**PROBLEM TO SOLVE:**
Images are to be dropped, and the rest of the data reproduced exactly.

((

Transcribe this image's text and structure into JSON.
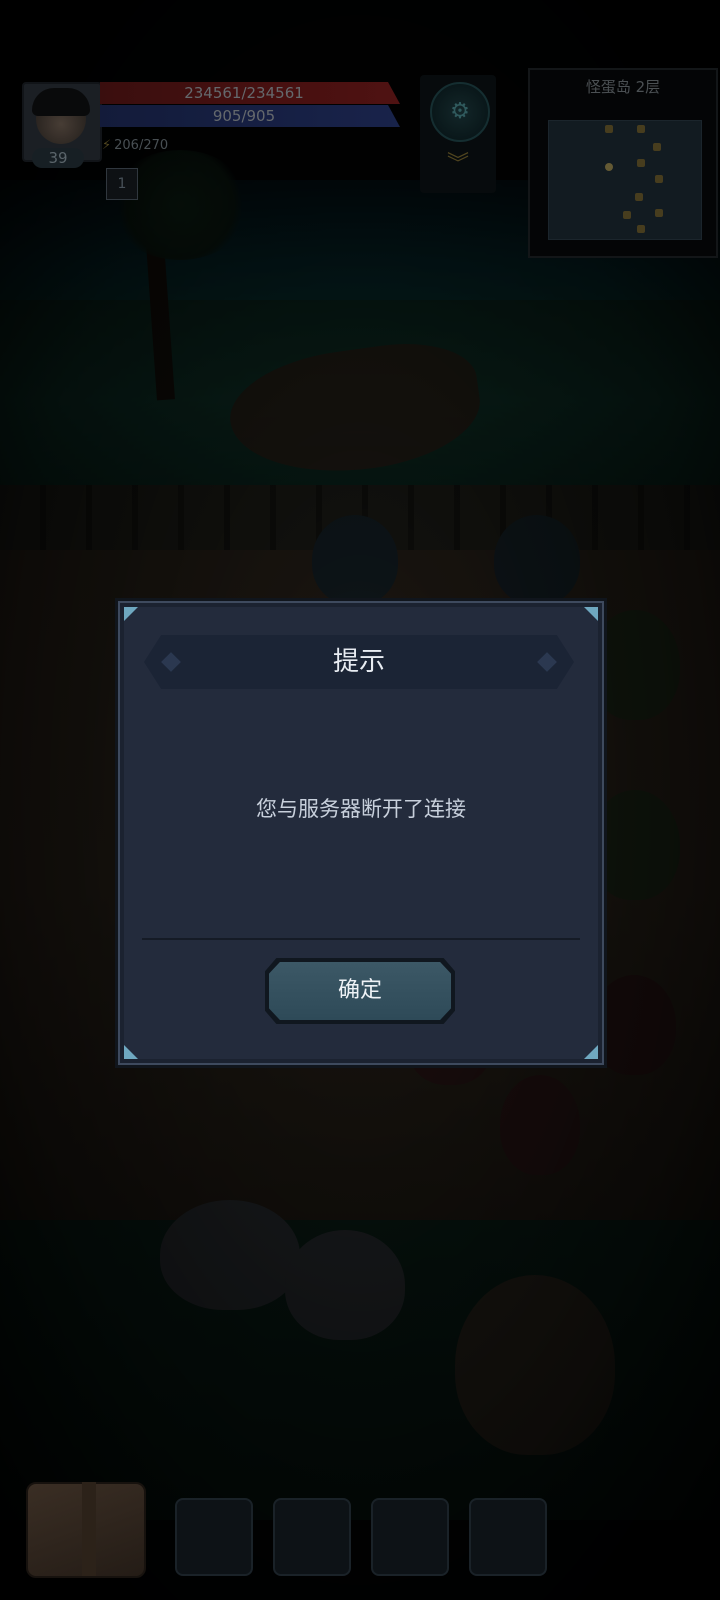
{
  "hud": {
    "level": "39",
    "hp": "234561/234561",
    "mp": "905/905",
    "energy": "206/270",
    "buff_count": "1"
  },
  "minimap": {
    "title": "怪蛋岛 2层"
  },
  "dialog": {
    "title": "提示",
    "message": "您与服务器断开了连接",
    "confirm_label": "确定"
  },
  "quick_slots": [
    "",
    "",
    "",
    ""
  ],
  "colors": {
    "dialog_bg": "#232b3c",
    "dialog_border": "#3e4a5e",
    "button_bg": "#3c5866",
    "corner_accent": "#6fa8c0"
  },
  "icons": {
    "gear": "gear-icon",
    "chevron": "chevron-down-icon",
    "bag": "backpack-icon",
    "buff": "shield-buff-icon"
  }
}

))

**RESULT OF THE TASK:**
Transcribe this image's text and structure into JSON.
{
  "hud": {
    "level": "39",
    "hp": "234561/234561",
    "mp": "905/905",
    "energy": "206/270",
    "buff_count": "1"
  },
  "minimap": {
    "title": "怪蛋岛 2层"
  },
  "dialog": {
    "title": "提示",
    "message": "您与服务器断开了连接",
    "confirm_label": "确定"
  },
  "quick_slots": [
    "",
    "",
    "",
    ""
  ],
  "colors": {
    "dialog_bg": "#232b3c",
    "dialog_border": "#3e4a5e",
    "button_bg": "#3c5866",
    "corner_accent": "#6fa8c0"
  },
  "icons": {
    "gear": "gear-icon",
    "chevron": "chevron-down-icon",
    "bag": "backpack-icon",
    "buff": "shield-buff-icon"
  }
}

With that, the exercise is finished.